# What you have to do
Among the entries below, determine how many lines contain the word "label" and state only that figure.

(Records supplied begins)

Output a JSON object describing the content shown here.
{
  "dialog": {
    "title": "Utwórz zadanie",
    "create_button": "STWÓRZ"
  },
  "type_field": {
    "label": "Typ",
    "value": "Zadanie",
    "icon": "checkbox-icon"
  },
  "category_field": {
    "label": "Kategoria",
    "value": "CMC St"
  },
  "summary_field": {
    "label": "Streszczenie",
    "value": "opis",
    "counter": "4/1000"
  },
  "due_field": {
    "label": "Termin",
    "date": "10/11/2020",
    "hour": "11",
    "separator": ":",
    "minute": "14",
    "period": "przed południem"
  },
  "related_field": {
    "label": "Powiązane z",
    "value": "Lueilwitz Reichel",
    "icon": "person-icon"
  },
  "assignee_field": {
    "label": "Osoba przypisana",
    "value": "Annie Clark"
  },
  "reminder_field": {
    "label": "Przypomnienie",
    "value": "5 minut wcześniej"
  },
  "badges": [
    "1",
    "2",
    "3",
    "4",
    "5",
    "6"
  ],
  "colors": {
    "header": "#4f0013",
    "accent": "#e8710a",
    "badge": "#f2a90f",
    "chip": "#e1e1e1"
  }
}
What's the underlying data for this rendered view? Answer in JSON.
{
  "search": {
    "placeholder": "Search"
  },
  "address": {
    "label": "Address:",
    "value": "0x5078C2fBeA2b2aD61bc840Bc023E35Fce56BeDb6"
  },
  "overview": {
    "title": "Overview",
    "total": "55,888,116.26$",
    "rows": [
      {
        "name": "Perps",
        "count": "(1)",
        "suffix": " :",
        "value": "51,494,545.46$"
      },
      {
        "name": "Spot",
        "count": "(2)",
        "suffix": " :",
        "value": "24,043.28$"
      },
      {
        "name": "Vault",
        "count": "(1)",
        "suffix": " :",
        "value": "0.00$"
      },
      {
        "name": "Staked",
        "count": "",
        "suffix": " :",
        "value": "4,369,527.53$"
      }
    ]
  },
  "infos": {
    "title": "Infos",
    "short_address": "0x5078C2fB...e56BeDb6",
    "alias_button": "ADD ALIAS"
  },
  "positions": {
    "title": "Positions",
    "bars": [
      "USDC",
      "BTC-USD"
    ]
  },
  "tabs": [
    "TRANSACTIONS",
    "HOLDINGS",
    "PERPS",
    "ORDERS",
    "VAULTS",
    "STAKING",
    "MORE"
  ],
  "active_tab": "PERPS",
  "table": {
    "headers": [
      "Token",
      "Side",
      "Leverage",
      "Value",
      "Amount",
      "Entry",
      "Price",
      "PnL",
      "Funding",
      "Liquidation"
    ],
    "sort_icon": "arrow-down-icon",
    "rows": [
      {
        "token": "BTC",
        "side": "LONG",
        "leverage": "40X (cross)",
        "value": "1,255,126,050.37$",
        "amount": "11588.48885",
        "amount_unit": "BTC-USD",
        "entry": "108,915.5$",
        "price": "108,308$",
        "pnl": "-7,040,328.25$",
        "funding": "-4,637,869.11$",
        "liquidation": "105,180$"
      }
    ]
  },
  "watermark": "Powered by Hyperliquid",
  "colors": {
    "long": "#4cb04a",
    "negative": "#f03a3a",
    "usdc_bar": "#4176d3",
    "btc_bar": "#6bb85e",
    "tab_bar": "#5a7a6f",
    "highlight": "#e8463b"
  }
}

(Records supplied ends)

# Result of this exercise
8